We examined how proportions of individuals in standard and nonstandard work arrangements affected work group members' relationships with supervisors, social relations with coworkers, willingness to assist others, and intentions to leave their organization. Supporting Blalock's theory of majority-minority group relations, higher proportions of nonstandard workers were associated with less favorable attitudes toward supervisors and peers, increased turnover intentions, and decreased work-related helping behaviors. The consequences of heterogeneity in employment arrangements were contingent on (1) workers' locations in their firm's mobility system, (2) type of nonstandard arrangements, and (3) the amount and type of contact between standard and nonstandard workers.
ASJC Scopus subject areas
- Business and International Management
- Business, Management and Accounting(all)

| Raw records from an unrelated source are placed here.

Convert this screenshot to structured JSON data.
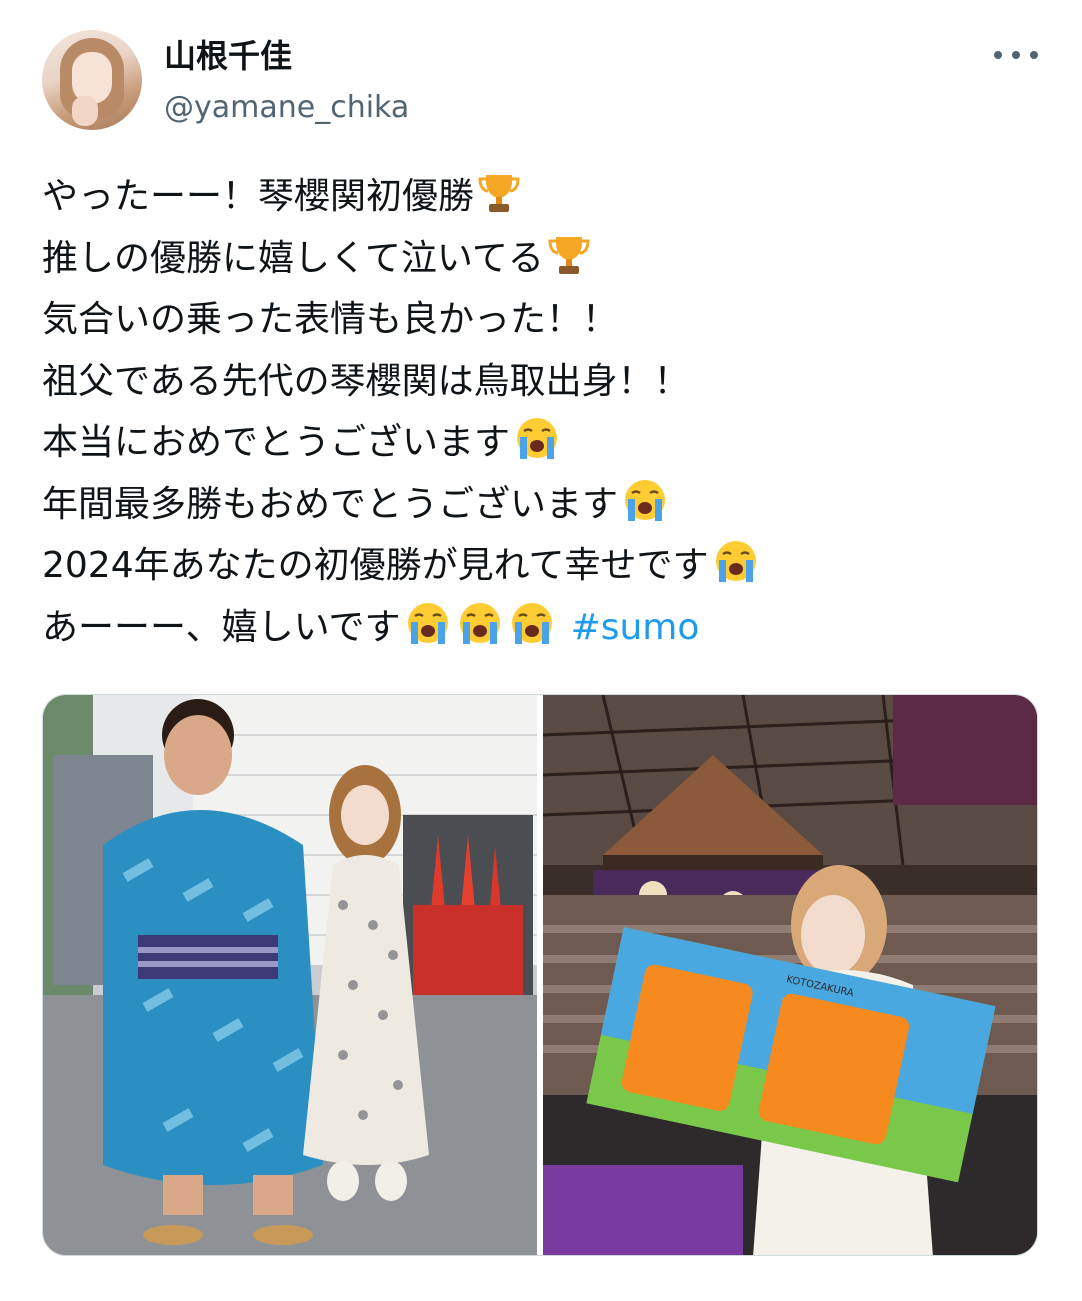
{
  "author": {
    "display_name": "山根千佳",
    "handle": "@yamane_chika"
  },
  "tweet": {
    "lines": [
      {
        "text": "やったーー！琴櫻関初優勝",
        "emoji": "trophy-icon"
      },
      {
        "text": "推しの優勝に嬉しくて泣いてる",
        "emoji": "trophy-icon"
      },
      {
        "text": "気合いの乗った表情も良かった！！"
      },
      {
        "text": "祖父である先代の琴櫻関は鳥取出身！！"
      },
      {
        "text": "本当におめでとうございます",
        "emoji": "crying-face-icon"
      },
      {
        "text": "年間最多勝もおめでとうございます",
        "emoji": "crying-face-icon"
      },
      {
        "text": "2024年あなたの初優勝が見れて幸せです",
        "emoji": "crying-face-icon"
      },
      {
        "text": "あーーー、嬉しいです",
        "emoji_repeat": 3,
        "emoji": "crying-face-icon",
        "hashtag": "#sumo"
      }
    ]
  },
  "media": {
    "photos": [
      {
        "subject": "sumo-wrestler-and-woman-outdoors"
      },
      {
        "subject": "woman-holding-towel-in-arena",
        "towel_text_small": "KOTOZAKURA"
      }
    ]
  },
  "colors": {
    "accent": "#1d9bf0",
    "text": "#0f1419",
    "secondary": "#536471",
    "border": "#cfd9de"
  }
}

- Strategy and Management
- Management of Technology and Innovation